**INFORMATION GIVEN:**
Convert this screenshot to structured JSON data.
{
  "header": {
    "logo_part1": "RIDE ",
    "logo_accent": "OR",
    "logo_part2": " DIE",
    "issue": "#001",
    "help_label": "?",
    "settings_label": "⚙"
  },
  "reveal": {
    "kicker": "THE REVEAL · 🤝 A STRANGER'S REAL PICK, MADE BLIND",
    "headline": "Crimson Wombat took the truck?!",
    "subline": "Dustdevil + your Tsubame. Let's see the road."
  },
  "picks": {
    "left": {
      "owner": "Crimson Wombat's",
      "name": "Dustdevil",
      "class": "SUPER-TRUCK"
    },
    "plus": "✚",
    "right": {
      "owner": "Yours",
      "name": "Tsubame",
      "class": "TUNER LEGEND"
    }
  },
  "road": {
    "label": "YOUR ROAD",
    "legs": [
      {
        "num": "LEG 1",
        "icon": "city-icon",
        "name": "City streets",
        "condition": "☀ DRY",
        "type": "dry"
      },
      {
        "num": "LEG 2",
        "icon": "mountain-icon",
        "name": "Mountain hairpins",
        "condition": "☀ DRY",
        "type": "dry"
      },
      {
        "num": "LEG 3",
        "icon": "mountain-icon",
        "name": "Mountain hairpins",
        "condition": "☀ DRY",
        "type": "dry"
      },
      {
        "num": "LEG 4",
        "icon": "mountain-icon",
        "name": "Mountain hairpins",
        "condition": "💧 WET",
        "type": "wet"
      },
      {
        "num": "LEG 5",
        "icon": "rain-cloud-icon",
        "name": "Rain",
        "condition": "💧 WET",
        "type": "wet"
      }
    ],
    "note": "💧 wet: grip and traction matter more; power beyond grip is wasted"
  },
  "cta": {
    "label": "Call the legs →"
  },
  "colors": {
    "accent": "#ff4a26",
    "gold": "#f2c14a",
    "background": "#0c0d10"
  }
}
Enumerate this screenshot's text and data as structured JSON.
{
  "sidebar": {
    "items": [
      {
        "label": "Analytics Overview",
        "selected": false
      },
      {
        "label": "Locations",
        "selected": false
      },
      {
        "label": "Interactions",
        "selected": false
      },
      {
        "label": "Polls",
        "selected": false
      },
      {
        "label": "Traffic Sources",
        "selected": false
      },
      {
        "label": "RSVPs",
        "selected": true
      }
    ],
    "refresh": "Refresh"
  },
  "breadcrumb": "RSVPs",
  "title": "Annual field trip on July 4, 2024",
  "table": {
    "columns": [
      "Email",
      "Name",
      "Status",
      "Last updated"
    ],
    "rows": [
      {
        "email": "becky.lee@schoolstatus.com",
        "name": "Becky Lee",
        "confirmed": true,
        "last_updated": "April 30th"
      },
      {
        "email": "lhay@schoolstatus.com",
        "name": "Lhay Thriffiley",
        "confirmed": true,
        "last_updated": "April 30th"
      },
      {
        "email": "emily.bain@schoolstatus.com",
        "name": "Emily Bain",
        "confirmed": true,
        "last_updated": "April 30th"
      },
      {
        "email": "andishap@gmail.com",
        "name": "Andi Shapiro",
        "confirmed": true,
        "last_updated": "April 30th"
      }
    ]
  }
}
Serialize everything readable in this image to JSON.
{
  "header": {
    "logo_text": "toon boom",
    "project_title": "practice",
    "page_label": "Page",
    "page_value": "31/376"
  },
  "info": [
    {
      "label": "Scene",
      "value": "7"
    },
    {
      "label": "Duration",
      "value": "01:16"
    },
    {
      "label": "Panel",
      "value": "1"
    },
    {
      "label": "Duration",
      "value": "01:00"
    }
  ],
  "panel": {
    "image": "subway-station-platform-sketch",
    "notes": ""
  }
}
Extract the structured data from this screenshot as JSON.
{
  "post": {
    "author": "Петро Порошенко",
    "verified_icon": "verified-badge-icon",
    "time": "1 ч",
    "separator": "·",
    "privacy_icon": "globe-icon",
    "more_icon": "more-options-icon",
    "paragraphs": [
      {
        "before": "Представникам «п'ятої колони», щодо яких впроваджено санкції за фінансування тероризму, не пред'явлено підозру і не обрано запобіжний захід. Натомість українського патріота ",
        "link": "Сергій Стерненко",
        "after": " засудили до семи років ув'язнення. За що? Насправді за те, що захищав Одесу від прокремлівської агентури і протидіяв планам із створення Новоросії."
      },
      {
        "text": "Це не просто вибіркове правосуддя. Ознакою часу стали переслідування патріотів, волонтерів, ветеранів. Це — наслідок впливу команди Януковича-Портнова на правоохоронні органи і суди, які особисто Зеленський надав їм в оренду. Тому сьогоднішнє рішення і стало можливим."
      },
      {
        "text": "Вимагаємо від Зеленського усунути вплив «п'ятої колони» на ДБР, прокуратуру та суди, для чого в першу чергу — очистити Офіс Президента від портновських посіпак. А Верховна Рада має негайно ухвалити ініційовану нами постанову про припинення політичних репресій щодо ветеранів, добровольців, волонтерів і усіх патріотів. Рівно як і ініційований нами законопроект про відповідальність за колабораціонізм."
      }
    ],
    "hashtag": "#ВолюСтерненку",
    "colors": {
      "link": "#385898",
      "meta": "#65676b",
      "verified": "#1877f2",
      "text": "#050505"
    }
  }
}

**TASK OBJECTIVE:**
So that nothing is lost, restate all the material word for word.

**RESULT:**
Convert this screenshot to structured JSON data.
{
  "header": {
    "logo_part1": "RIDE ",
    "logo_accent": "OR",
    "logo_part2": " DIE",
    "issue": "#001",
    "help_label": "?",
    "settings_label": "⚙"
  },
  "reveal": {
    "kicker": "THE REVEAL · 🤝 A STRANGER'S REAL PICK, MADE BLIND",
    "headline": "Crimson Wombat took the truck?!",
    "subline": "Dustdevil + your Tsubame. Let's see the road."
  },
  "picks": {
    "left": {
      "owner": "Crimson Wombat's",
      "name": "Dustdevil",
      "class": "SUPER-TRUCK"
    },
    "plus": "✚",
    "right": {
      "owner": "Yours",
      "name": "Tsubame",
      "class": "TUNER LEGEND"
    }
  },
  "road": {
    "label": "YOUR ROAD",
    "legs": [
      {
        "num": "LEG 1",
        "icon": "city-icon",
        "name": "City streets",
        "condition": "☀ DRY",
        "type": "dry"
      },
      {
        "num": "LEG 2",
        "icon": "mountain-icon",
        "name": "Mountain hairpins",
        "condition": "☀ DRY",
        "type": "dry"
      },
      {
        "num": "LEG 3",
        "icon": "mountain-icon",
        "name": "Mountain hairpins",
        "condition": "☀ DRY",
        "type": "dry"
      },
      {
        "num": "LEG 4",
        "icon": "mountain-icon",
        "name": "Mountain hairpins",
        "condition": "💧 WET",
        "type": "wet"
      },
      {
        "num": "LEG 5",
        "icon": "rain-cloud-icon",
        "name": "Rain",
        "condition": "💧 WET",
        "type": "wet"
      }
    ],
    "note": "💧 wet: grip and traction matter more; power beyond grip is wasted"
  },
  "cta": {
    "label": "Call the legs →"
  },
  "colors": {
    "accent": "#ff4a26",
    "gold": "#f2c14a",
    "background": "#0c0d10"
  }
}
Enumerate this screenshot's text and data as structured JSON.
{
  "sidebar": {
    "items": [
      {
        "label": "Analytics Overview",
        "selected": false
      },
      {
        "label": "Locations",
        "selected": false
      },
      {
        "label": "Interactions",
        "selected": false
      },
      {
        "label": "Polls",
        "selected": false
      },
      {
        "label": "Traffic Sources",
        "selected": false
      },
      {
        "label": "RSVPs",
        "selected": true
      }
    ],
    "refresh": "Refresh"
  },
  "breadcrumb": "RSVPs",
  "title": "Annual field trip on July 4, 2024",
  "table": {
    "columns": [
      "Email",
      "Name",
      "Status",
      "Last updated"
    ],
    "rows": [
      {
        "email": "becky.lee@schoolstatus.com",
        "name": "Becky Lee",
        "confirmed": true,
        "last_updated": "April 30th"
      },
      {
        "email": "lhay@schoolstatus.com",
        "name": "Lhay Thriffiley",
        "confirmed": true,
        "last_updated": "April 30th"
      },
      {
        "email": "emily.bain@schoolstatus.com",
        "name": "Emily Bain",
        "confirmed": true,
        "last_updated": "April 30th"
      },
      {
        "email": "andishap@gmail.com",
        "name": "Andi Shapiro",
        "confirmed": true,
        "last_updated": "April 30th"
      }
    ]
  }
}
Serialize everything readable in this image to JSON.
{
  "header": {
    "logo_text": "toon boom",
    "project_title": "practice",
    "page_label": "Page",
    "page_value": "31/376"
  },
  "info": [
    {
      "label": "Scene",
      "value": "7"
    },
    {
      "label": "Duration",
      "value": "01:16"
    },
    {
      "label": "Panel",
      "value": "1"
    },
    {
      "label": "Duration",
      "value": "01:00"
    }
  ],
  "panel": {
    "image": "subway-station-platform-sketch",
    "notes": ""
  }
}
Extract the structured data from this screenshot as JSON.
{
  "post": {
    "author": "Петро Порошенко",
    "verified_icon": "verified-badge-icon",
    "time": "1 ч",
    "separator": "·",
    "privacy_icon": "globe-icon",
    "more_icon": "more-options-icon",
    "paragraphs": [
      {
        "before": "Представникам «п'ятої колони», щодо яких впроваджено санкції за фінансування тероризму, не пред'явлено підозру і не обрано запобіжний захід. Натомість українського патріота ",
        "link": "Сергій Стерненко",
        "after": " засудили до семи років ув'язнення. За що? Насправді за те, що захищав Одесу від прокремлівської агентури і протидіяв планам із створення Новоросії."
      },
      {
        "text": "Це не просто вибіркове правосуддя. Ознакою часу стали переслідування патріотів, волонтерів, ветеранів. Це — наслідок впливу команди Януковича-Портнова на правоохоронні органи і суди, які особисто Зеленський надав їм в оренду. Тому сьогоднішнє рішення і стало можливим."
      },
      {
        "text": "Вимагаємо від Зеленського усунути вплив «п'ятої колони» на ДБР, прокуратуру та суди, для чого в першу чергу — очистити Офіс Президента від портновських посіпак. А Верховна Рада має негайно ухвалити ініційовану нами постанову про припинення політичних репресій щодо ветеранів, добровольців, волонтерів і усіх патріотів. Рівно як і ініційований нами законопроект про відповідальність за колабораціонізм."
      }
    ],
    "hashtag": "#ВолюСтерненку",
    "colors": {
      "link": "#385898",
      "meta": "#65676b",
      "verified": "#1877f2",
      "text": "#050505"
    }
  }
}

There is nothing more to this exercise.